Start of DATA SUPPLIED

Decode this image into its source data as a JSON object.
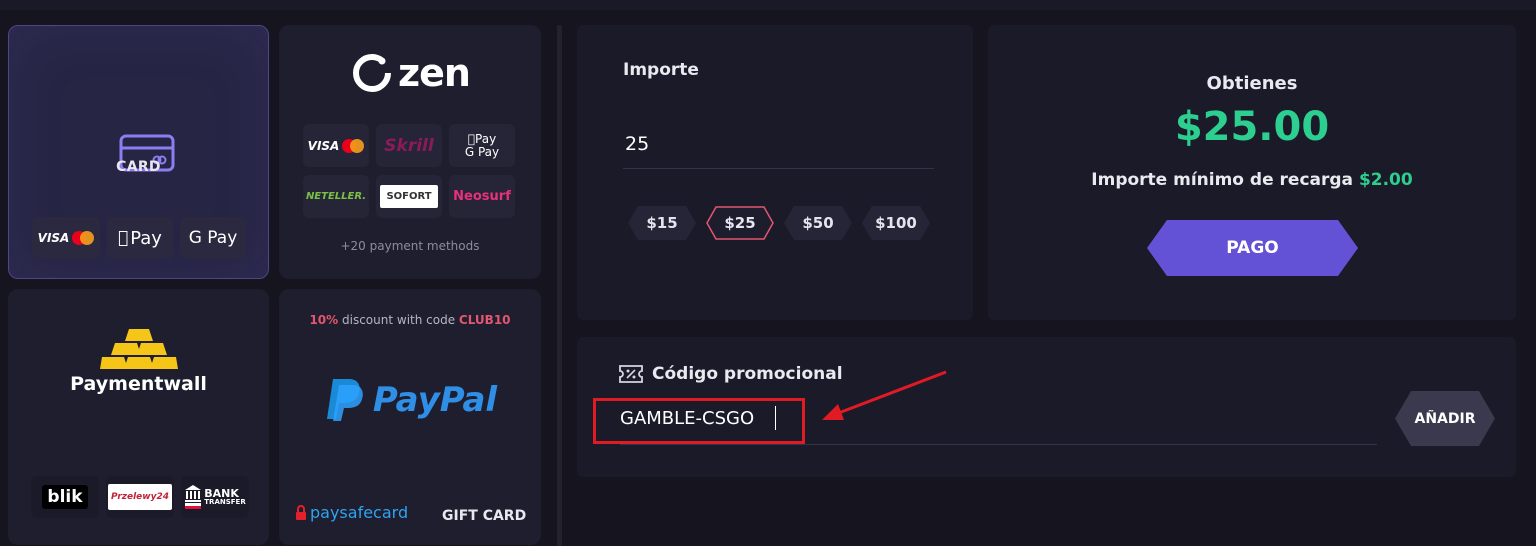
{
  "methods": {
    "card": {
      "label": "CARD",
      "chips": [
        "VISA",
        "Pay",
        "G Pay"
      ]
    },
    "zen": {
      "logo": "zen",
      "chips": [
        "VISA",
        "Skrill",
        "Pay",
        "G Pay",
        "NETELLER.",
        "SOFORT",
        "Neosurf"
      ],
      "more": "+20 payment methods"
    },
    "paymentwall": {
      "logo": "Paymentwall",
      "chips": [
        "blik",
        "Przelewy24",
        "BANK",
        "TRANSFER"
      ]
    },
    "paypal": {
      "discount_prefix": "10%",
      "discount_text": " discount with code ",
      "discount_code": "CLUB10",
      "logo": "PayPal",
      "paysafe": "paysafecard",
      "gift": "GIFT CARD"
    }
  },
  "amount": {
    "label": "Importe",
    "value": "25",
    "presets": [
      "$15",
      "$25",
      "$50",
      "$100"
    ],
    "selected_index": 1
  },
  "summary": {
    "label": "Obtienes",
    "total": "$25.00",
    "min_label": "Importe mínimo de recarga",
    "min_value": "$2.00",
    "pay_label": "PAGO"
  },
  "promo": {
    "label": "Código promocional",
    "value": "GAMBLE-CSGO",
    "add_label": "AÑADIR"
  },
  "colors": {
    "accent_green": "#2ccf8f",
    "accent_purple": "#6452d6",
    "highlight_red": "#e01b24",
    "selected_preset": "#e2566f",
    "background": "#15141f"
  }
}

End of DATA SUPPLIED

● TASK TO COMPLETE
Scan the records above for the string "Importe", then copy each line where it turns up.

● EXERCISE ANSWER
    "label": "Importe",
    "min_label": "Importe mínimo de recarga",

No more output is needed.